Markets may be headed for a "double-barrelled taper tantrum" and investors don't have a lot of safe havens left as shelter, one CIO has warned.
That's because the Bank of Japan (BOJ), which meets later this month, may step away from its negative interest rate policy and the U.S. Federal Reserve may be on the eve of its second rate increase, Edward Dempsey, chief investment officer of Pension Partners, told CNBC's "Squawk Box" on Wednesday. Pension Partners manages around $200 million in assets.
"You're doing that in a world where all assets are aggressively priced, especially U.S. bonds, especially G-7 bonds around the world, but also all the bond surrogates, all the safe places, the low-beta places of health care, utilities, staples," he said. "There's not a lot of places to hide in this juncture if we're about to enter a second taper tantrum."
The so-called taper tantrum occurred three years ago, when emerging market assets tanked, weighing markets globally, after the U.S. Federal Reserve first broached the possibility of tapering its asset purchases.

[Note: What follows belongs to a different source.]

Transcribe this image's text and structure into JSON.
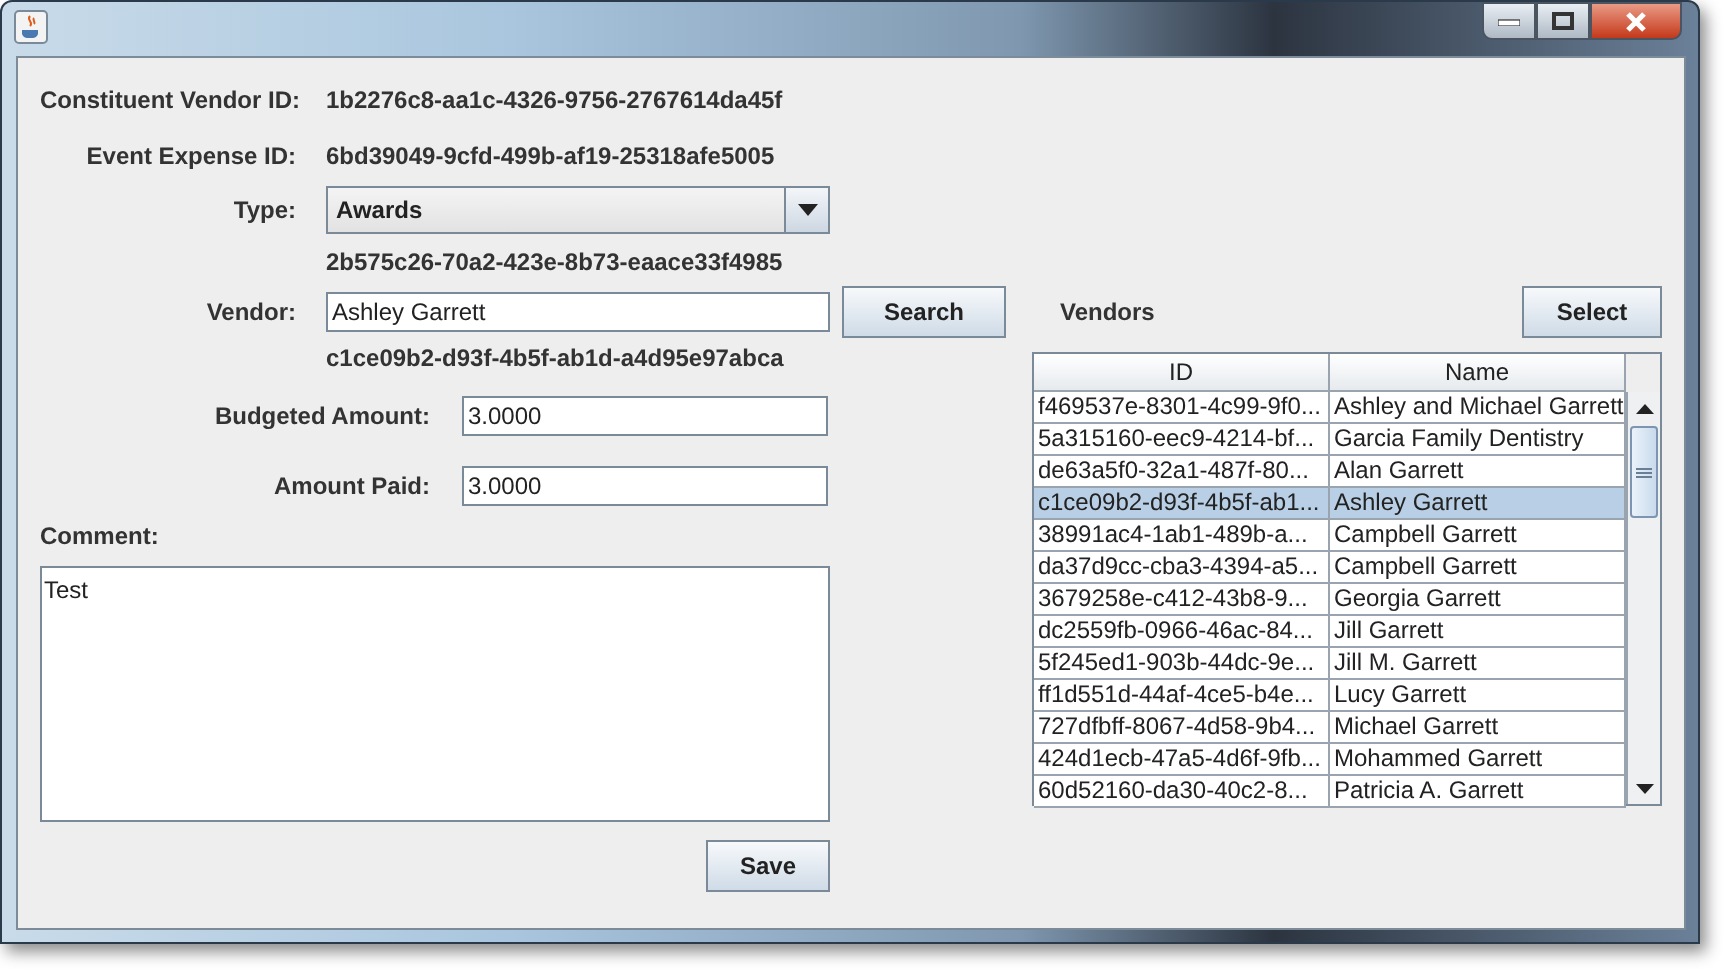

In 2013, $14.1 billion exited emerging market equity funds, while $14.04 billion was pulled from the segment's bond funds, according to data from Barclays.